Tuesday is the last day to turn in ballots for the February special election.
As of Monday, voter turnout was more than 24%, with 15,499 ballots returned, according to the Yakima County Auditor’s Office. Eligible voters can register in person at the county office through 8 p.m. Tuesday, when ballots are due.
County Auditor Charles Ross said the turnout is on par with previous February special elections.
Ross said his office expects to have all of the ballots returned as of Monday included in the initial ballot count Tuesday evening. More mailed ballots will arrive in the days following the election.
Ross said additional day-of ballots from voter drop-off boxes and those mailed and postmarked by Election Day usually average 2,500 to 3,000 ballots. They will be tallied in the days following the initial count. Certified special election results will be announced Feb. 21.
Voters will decide eight levy proposals throughout the county.
The city of Yakima is asking voters to lift the local levy lid in an effort to cover operations costs like public safety, street and facility maintenance and addressing homelessness. It would mean increasing the city’s regular property tax levy by 40 cents to no more than $3.10 per $1,000 assessed property value in 2021.
The Naches Park and Recreation District is seeking a special two-year levy of just under $340,000 to fund general operating and equipment needs for 2021 and 2022, such as equipment and activities at the Applewood Park and Naches Swimming Pool.
Yakima, Sunnyside, Mabton and Naches Valley school districts are asking voters to renew four-year operations levies, while Zillah is pursuing the renewal of a two-year operations levy.
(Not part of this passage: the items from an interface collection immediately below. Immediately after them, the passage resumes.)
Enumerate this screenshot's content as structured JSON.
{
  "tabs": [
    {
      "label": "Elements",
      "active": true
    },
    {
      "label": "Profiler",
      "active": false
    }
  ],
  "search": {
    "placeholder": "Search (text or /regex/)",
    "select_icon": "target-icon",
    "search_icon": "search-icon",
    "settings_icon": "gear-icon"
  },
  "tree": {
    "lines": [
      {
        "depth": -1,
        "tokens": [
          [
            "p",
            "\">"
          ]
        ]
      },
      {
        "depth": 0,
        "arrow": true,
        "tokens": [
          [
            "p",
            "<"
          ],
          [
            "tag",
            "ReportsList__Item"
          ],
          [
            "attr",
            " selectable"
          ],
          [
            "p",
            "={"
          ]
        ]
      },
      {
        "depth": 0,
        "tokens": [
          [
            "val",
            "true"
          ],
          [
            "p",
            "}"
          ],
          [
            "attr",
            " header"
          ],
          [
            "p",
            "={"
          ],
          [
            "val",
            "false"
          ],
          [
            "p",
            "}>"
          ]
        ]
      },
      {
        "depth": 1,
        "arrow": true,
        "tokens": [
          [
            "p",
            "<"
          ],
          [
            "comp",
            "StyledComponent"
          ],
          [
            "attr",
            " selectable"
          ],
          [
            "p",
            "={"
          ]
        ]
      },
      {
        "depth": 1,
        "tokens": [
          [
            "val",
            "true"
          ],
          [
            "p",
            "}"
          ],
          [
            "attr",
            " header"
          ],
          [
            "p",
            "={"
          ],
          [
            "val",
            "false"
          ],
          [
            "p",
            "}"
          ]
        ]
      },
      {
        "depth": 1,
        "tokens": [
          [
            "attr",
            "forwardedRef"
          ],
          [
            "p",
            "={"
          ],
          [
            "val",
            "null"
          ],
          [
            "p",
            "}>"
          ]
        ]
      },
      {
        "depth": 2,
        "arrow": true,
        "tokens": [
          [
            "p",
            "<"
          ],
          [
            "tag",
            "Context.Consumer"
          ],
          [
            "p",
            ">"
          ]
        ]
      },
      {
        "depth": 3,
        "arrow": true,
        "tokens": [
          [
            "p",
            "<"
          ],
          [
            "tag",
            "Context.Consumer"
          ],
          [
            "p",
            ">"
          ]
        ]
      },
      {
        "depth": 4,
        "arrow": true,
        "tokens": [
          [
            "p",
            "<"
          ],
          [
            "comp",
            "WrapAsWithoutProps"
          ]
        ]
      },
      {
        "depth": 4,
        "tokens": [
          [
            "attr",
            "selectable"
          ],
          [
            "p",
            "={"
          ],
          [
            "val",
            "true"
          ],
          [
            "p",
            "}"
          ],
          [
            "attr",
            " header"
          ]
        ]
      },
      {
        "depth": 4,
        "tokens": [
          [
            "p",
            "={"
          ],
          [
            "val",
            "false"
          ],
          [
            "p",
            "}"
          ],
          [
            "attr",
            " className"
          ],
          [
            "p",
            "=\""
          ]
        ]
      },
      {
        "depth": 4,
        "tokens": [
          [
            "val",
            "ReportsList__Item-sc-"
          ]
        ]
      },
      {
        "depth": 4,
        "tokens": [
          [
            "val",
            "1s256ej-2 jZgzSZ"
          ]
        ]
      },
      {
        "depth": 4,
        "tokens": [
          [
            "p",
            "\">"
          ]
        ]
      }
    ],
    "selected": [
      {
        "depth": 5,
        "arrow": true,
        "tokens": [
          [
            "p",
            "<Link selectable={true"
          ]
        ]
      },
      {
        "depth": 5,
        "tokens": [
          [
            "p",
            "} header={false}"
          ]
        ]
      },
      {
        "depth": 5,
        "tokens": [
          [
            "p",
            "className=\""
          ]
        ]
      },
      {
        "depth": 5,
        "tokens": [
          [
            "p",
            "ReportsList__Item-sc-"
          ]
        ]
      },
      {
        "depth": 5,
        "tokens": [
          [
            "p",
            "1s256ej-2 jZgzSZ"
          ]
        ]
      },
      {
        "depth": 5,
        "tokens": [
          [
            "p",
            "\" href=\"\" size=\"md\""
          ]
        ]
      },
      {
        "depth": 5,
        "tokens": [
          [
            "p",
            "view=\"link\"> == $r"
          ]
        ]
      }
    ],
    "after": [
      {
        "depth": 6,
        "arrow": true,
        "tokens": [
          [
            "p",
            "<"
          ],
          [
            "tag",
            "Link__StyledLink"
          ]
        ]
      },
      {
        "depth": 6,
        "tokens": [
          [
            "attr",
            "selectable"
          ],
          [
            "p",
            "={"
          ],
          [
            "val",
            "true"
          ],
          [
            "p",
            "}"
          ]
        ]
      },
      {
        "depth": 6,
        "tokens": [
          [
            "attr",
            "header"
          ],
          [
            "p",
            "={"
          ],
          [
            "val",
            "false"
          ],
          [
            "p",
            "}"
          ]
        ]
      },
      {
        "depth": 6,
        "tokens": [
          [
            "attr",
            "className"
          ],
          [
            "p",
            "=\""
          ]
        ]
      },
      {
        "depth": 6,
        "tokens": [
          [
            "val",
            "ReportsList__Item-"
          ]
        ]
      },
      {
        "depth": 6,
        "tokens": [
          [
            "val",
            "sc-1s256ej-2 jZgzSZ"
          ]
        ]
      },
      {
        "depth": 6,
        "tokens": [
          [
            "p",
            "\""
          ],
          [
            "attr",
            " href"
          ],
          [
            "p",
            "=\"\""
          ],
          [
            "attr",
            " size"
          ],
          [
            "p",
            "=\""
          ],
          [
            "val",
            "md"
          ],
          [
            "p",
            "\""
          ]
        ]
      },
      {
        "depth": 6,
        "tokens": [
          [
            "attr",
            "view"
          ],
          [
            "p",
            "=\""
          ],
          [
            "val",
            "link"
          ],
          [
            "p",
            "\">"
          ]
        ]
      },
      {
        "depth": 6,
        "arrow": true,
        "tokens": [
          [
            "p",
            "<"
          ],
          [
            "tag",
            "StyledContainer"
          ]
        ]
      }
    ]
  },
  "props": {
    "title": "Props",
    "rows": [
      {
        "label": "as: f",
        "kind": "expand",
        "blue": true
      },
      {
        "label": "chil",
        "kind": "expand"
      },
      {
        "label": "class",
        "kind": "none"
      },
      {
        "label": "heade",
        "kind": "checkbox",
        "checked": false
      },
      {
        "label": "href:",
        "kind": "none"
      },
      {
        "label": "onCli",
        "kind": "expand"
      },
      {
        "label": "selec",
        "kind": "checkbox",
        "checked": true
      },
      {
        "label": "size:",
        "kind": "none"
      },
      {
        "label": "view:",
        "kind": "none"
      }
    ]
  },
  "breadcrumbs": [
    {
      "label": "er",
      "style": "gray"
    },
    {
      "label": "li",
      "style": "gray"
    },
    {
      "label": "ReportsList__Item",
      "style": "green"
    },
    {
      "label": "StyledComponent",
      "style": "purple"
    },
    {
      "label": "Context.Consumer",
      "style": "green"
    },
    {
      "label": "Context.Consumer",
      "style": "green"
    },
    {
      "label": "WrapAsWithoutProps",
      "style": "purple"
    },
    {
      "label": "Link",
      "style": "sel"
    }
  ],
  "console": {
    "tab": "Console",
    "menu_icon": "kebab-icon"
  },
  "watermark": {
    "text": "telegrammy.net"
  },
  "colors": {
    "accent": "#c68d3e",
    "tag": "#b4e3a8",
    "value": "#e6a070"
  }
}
Districts expect state matching funds if the levies are approved.
The Yakima School District is also asking voters to approve a capital improvements levy, which would help fund technology contracts and building maintenance or repair.
For previous coverage, go to www.yakimaherald.com/news/elections.